Plaintiffs also unsuccessfully raised two additional arguments before the court. First, Plaintiffs argued the bank continued to accrue interest on Plaintiffs’ accounts even after they were placed with FRS for collection. The Court refused to consider this argument because Plaintiffs failed to raise this issue before the district court, so it could not be raised on appeal.
Second, Plaintiffs argued that even though the bank may not have accrued interest, it nonetheless retained the right to do so and could start adding interest onto the accounts at any point in the future. The Court rejected this argument because it would be so far in the future it would have no effect on the notice sent by FRS. Further, since nothing was being added to the account balances, Plaintiffs’ debts were static so they could satisfy them by prompt payment.

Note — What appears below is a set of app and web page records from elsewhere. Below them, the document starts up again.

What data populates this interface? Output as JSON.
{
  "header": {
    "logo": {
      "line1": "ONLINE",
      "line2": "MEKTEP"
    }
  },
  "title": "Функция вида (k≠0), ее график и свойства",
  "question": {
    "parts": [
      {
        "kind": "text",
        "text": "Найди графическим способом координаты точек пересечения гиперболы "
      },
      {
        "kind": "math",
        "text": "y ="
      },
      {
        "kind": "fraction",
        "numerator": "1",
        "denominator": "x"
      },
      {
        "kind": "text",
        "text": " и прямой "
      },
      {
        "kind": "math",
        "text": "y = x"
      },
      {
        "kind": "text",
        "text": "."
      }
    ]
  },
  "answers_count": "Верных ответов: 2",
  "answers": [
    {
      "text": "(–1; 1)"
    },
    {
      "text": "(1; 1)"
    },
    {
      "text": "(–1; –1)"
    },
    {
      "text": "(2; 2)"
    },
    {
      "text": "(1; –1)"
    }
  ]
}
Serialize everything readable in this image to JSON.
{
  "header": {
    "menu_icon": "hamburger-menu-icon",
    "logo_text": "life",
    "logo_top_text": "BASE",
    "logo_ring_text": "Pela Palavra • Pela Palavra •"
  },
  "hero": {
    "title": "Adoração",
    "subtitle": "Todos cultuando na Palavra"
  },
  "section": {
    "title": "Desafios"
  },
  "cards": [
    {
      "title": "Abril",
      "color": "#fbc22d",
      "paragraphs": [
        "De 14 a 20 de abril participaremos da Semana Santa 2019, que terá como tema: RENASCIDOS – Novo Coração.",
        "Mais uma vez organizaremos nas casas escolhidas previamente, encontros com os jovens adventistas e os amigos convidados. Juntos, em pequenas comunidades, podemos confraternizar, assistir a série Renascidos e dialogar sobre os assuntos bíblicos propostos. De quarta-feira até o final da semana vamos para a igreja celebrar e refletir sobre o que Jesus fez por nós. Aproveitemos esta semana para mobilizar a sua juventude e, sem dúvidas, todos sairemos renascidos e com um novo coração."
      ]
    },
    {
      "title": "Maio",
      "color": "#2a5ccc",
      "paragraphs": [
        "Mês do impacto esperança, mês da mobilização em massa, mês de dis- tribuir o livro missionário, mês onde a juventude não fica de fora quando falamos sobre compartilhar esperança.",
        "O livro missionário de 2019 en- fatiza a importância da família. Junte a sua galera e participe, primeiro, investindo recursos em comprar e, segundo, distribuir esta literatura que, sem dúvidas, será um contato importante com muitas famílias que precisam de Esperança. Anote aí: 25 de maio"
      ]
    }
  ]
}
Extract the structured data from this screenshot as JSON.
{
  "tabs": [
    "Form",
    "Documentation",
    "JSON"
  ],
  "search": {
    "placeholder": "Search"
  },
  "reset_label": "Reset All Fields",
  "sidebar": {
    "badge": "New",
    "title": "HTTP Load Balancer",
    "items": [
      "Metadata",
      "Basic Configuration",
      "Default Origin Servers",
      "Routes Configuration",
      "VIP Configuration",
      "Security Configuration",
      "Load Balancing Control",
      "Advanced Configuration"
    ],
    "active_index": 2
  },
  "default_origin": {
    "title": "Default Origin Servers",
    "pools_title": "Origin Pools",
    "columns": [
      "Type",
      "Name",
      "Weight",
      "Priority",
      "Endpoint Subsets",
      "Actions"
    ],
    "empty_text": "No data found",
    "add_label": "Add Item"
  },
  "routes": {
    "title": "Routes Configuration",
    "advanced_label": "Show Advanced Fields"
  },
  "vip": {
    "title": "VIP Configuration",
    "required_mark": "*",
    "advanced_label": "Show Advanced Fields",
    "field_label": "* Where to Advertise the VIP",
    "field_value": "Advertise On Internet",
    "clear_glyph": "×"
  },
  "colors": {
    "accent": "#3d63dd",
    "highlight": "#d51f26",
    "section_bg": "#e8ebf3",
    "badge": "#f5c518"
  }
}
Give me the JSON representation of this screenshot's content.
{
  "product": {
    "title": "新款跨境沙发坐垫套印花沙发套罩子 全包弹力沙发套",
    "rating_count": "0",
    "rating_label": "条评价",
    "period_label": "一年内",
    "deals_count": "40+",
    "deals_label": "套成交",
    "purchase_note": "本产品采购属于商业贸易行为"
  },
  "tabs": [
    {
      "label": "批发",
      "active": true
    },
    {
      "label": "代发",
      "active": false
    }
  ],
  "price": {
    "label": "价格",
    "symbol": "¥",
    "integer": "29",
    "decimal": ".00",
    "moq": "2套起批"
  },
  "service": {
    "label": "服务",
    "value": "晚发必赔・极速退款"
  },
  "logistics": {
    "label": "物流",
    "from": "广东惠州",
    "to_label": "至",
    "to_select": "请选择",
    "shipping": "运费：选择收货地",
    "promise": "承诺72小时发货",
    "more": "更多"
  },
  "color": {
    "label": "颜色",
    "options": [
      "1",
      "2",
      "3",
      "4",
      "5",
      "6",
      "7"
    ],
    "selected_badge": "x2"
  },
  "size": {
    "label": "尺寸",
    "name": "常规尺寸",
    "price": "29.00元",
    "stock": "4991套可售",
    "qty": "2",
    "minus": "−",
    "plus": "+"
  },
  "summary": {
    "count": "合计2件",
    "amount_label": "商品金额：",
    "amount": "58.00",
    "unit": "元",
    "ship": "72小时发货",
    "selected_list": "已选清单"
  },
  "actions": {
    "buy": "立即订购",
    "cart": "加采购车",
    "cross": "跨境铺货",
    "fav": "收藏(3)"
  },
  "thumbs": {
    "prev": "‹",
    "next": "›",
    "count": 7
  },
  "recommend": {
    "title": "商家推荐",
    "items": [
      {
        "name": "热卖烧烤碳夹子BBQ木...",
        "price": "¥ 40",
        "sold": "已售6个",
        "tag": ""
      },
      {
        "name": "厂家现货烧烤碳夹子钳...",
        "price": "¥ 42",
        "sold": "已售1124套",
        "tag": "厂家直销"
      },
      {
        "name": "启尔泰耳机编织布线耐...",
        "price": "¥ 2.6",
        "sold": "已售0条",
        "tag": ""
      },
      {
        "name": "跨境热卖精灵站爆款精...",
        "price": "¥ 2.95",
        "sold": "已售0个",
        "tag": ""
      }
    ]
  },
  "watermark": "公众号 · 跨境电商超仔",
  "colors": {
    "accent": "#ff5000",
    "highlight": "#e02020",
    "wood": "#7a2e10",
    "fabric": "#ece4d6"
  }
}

The Taylor opinion is a response to the flood of “current account balance” lawsuits filed in the wake of the Avila decision. Its common-sense approach gives debt collectors a clear answer to what should be a straightforward question of statutory interpretation. It can also be interpreted as a statement by the Second Circuit regarding the confusing tangle of opinions that have come out of the Eastern District of New York on the issue. Debt buyers and collectors should be refreshed by any opinion that recognizes when an idiosyncratic interpretation of the FDCPA affects their business by encouraging consumers to delay repayment of their debts.